The Clean Energy Council (CEC), a body representing the renewables industry in Australia, has written to federal and state government ministers citing various barriers to the progress of clean energy in the country.

The letter said: “Not only has progress on energy market reform lagged behind the rapid advancement in new technologies, but some of the reforms that have been prioritised have been at odds with ensuring a level playing field within the energy market.”

CEC said the rapidly growing commercial solar PV sector and declining energy storage costs mean that government should focus on maximising the efficiency of renewable energy investments.

It recommended a range of actions to overcome institutional barriers and market distortions that are disproportionately benefitting incumbent technologies.

This included establishing grid connection processes that embrace the technical capabilities of combining renewables and energy storage. Standards for this kind of grid connection must also be developed along with frequent reporting of the performance of these technologies.

It is also important to ensure that customers who install non-exporting renewable energy and energy storage systems are not treated any differently to other customers.

For example, Western Australia state utility Synergy recently proposed extra billing for the state’s 191,000 rooftop solar owners, claiming there is a flaw in the fixed charges element of electricity tariffs, which results in many standard electricity consumers paying far more for their power than they should be.

However, solar homeowners labelled the proposals as an unfair “sun tax”.

CEC also cited the proposed Optional Firm Access (OFA) reforms as a major barrier. OFA would change the way that electricity generators access the transmission grid and cause new large-scale generators to pay for a specified level of ‘firm access rights’. However, firm access rights would be largely grandfathered to existing generators, so the existing fossil fuel fleet would receive a sanctioned competitive advantage when compared with new renewables, which would face increased costs and risks.

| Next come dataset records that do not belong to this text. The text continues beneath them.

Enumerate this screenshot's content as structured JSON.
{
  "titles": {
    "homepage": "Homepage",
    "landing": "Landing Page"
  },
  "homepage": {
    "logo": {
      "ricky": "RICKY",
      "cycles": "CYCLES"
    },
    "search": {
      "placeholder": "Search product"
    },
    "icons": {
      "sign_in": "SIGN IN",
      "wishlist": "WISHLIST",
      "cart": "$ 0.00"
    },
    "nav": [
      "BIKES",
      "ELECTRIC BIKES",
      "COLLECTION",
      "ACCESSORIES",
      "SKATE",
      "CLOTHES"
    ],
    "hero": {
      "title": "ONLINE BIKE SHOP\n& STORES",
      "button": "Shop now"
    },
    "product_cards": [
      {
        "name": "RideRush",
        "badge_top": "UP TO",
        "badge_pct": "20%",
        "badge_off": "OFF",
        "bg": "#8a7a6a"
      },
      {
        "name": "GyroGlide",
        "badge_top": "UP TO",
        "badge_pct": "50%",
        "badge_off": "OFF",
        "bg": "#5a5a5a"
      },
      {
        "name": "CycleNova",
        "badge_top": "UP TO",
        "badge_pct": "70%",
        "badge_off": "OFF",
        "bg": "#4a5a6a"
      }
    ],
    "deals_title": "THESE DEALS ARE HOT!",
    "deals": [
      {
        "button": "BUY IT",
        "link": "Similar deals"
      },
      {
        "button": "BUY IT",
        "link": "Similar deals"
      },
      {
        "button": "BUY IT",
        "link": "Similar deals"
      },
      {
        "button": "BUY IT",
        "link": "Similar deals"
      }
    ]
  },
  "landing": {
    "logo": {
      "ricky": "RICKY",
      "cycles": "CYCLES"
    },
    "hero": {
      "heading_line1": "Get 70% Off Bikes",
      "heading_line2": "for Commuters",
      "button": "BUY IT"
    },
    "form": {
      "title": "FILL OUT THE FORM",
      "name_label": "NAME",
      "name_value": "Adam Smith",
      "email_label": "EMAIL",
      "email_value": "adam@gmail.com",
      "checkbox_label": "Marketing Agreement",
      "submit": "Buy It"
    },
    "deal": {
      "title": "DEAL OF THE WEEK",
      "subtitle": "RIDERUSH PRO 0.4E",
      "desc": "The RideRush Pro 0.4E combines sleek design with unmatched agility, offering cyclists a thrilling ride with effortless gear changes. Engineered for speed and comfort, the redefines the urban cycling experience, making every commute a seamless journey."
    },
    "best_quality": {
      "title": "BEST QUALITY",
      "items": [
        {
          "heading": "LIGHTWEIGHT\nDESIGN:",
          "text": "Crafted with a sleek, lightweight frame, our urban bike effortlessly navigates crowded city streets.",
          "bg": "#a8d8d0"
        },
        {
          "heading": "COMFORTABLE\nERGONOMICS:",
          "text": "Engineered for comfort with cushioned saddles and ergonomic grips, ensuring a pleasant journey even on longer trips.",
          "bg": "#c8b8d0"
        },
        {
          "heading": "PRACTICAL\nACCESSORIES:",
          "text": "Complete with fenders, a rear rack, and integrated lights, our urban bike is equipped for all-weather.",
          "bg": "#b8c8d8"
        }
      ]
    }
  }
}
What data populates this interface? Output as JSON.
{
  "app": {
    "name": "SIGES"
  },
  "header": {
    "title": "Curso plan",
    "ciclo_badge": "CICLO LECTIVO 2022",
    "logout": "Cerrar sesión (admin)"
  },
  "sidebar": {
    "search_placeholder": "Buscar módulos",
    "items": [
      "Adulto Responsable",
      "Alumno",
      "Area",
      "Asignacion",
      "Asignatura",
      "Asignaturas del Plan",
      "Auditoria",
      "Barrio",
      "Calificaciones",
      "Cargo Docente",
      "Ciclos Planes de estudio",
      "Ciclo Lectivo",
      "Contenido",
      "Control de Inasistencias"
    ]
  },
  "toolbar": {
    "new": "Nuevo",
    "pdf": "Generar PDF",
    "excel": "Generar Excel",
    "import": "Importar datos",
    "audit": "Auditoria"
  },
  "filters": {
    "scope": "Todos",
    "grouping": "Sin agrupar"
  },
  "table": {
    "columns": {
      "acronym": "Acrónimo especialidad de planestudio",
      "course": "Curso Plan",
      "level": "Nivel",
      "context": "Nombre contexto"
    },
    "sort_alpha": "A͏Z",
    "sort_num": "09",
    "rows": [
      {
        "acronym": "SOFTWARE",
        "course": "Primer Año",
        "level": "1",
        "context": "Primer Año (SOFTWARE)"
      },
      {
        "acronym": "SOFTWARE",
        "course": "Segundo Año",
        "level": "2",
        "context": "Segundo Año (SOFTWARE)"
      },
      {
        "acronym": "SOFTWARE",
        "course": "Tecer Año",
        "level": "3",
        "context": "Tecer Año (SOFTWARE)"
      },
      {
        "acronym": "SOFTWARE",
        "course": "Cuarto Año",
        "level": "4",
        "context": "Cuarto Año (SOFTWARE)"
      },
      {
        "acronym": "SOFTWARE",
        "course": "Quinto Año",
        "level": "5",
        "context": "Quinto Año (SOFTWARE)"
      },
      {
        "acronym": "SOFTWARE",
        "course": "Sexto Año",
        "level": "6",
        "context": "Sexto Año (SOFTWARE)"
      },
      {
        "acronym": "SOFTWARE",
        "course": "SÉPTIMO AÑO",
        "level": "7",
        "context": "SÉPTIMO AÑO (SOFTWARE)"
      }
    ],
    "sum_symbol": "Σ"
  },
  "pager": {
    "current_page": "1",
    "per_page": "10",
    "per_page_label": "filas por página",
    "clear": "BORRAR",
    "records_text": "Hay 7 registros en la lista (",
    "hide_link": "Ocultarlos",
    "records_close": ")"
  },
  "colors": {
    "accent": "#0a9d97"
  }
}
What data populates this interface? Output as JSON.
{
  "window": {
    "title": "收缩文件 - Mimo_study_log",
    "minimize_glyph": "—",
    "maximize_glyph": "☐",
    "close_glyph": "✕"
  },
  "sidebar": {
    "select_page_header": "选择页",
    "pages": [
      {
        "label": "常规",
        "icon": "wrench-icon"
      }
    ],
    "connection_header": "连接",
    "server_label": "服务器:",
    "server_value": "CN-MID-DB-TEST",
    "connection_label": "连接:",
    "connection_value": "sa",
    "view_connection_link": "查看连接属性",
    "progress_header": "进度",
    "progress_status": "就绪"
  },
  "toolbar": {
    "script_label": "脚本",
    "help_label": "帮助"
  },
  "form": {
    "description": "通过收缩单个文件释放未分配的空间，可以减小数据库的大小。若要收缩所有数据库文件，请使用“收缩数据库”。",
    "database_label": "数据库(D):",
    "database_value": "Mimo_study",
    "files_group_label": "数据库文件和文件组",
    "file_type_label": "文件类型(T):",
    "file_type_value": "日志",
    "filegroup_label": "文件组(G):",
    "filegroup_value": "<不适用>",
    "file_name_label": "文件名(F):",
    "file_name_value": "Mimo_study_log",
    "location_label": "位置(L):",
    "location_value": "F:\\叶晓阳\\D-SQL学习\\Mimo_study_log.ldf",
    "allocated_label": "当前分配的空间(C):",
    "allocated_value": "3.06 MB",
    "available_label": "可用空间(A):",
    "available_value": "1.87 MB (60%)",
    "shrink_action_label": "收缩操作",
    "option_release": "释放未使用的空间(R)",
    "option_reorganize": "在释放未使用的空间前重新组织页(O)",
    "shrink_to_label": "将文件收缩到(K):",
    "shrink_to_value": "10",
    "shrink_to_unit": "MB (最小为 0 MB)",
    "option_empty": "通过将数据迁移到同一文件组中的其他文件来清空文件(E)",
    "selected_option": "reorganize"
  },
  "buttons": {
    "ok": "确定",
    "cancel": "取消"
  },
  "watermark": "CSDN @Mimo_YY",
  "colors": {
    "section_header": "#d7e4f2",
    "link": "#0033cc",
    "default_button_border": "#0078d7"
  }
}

CEC said: “If implemented, OFA would unfairly discriminate against large-scale renewable energy generators at a time when barriers to the market’s transition to cleaner energy sources need to be removed, not created.”

Ultimately, among a range of recommendations, CEC said that Australia needs to reprioritise energy market reform to address the host of barriers to clean energy as soon as possible.